People who smoke, suffer from high blood pressure, obesity, or diabetes are not only at greater risk of suffering a stroke, heart attack, or dementia. For them, the risk of being affected by depressive mood or depression also increases. The more risk factors a person has, the more likely this is. Until now, however, it was unclear whether this probability also depends on their age. Earlier studies had already shown for other diseases such as dementia or stroke that a combination of several risk factors leads to a more frequent onset of the disease between the ages of 40 and 65 than in old age. Until now, however, it was unclear whether this also applies to depression.

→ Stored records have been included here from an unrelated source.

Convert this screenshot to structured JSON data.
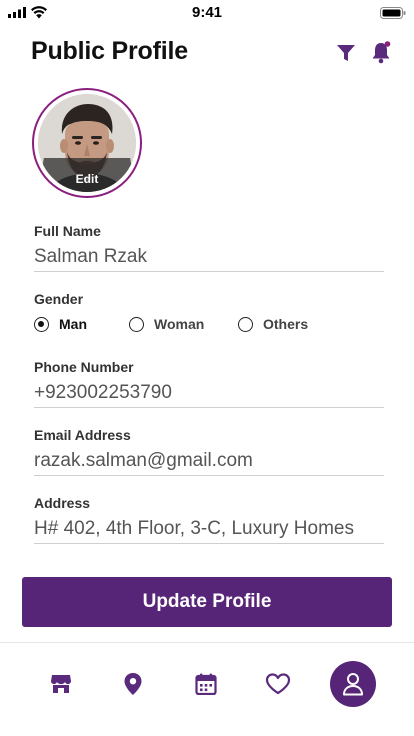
{
  "status_bar": {
    "time": "9:41"
  },
  "header": {
    "title": "Public Profile",
    "icons": [
      "filter-icon",
      "bell-icon"
    ]
  },
  "avatar": {
    "edit_label": "Edit"
  },
  "form": {
    "full_name": {
      "label": "Full Name",
      "value": "Salman Rzak"
    },
    "gender": {
      "label": "Gender",
      "options": [
        {
          "label": "Man",
          "selected": true
        },
        {
          "label": "Woman",
          "selected": false
        },
        {
          "label": "Others",
          "selected": false
        }
      ]
    },
    "phone": {
      "label": "Phone Number",
      "value": "+923002253790"
    },
    "email": {
      "label": "Email Address",
      "value": "razak.salman@gmail.com"
    },
    "address": {
      "label": "Address",
      "value": "H# 402, 4th Floor, 3-C, Luxury Homes"
    }
  },
  "update_button": {
    "label": "Update Profile"
  },
  "bottom_nav": {
    "items": [
      "store-icon",
      "location-pin-icon",
      "calendar-icon",
      "heart-icon",
      "user-icon"
    ],
    "active": "user-icon"
  },
  "colors": {
    "accent": "#572578",
    "avatar_ring": "#8a1f7f"
  }
}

MORGANTOWN, W. Va.-- Joining a club that sparks a new interest, playing a new intramural sport or finding a new group of friends may be just as indicative of a college freshman's loss of self-control as drinking or drug use, according to new research at West Virginia University.
Self-control--the ability to exercise personal restraint, inhibit impulsivity and make purposeful decisions--in that first year partly depends on a student's willingness to try new things, including things adults would call "good."
That's a new finding, according to Kristin Moilanen, associate professor of child development and family studies. The study, "Predictors of initial status and change in self-control during the college transition," observed 569 first year ...
DURHAM, N.C. - Biomedical engineers at Duke University have demonstrated that a class of interwoven composite materials called semi-interpenetrating polymer networks (sIPNs) can be produced by living cells. The approach could make these versatile materials more biologically compatible for biomedical applications such as time-delayed drug delivery systems.
The research appears online on June 8 in the journal Nature Communications.
The concept of sIPNs has been around for more than 100 years and has been used in automotive parts, medical devices, molding compounds and engineering plastics. The general idea is for one or more polymers to assemble around another polymer scaffold in such a way that they become interlocked. Even though ...
Humans expect that AI is Benevolent and trustworthy. A new study reveals that at the same time humans are unwilling to cooperate and compromise with machines. They even exploit them.
Picture yourself driving on a narrow road in the near future when suddenly another car emerges from a bend ahead. It is a self-driving car with no passengers inside. Will you push forth and assert your right of way, or give way to let it pass? At present, most of us behave kindly in such situations involving oth-er humans. Will we show that same kindness towards autonomous vehicles?
Using methods ...
As COVID-19 restrictions ease nationwide and more people host indoor gatherings, investing in a high efficiency particulate air (HEPA) purifier might not be a bad idea, says a University of Cincinnati College of Medicine researcher.
Several published studies evaluating aerosols and submicron particles similar in size to the SARS-CoV-2 virion have shown that portable HEPA purifiers are able to significantly reduce airborne COVID-19 particles, says Ahmad Sedaghat, MD, PhD, director of the UC Division of Rhinology, Allergy and Anterior Skull Base Surgery.
Sedaghat identified the medical literature showing published studies on the effectiveness ...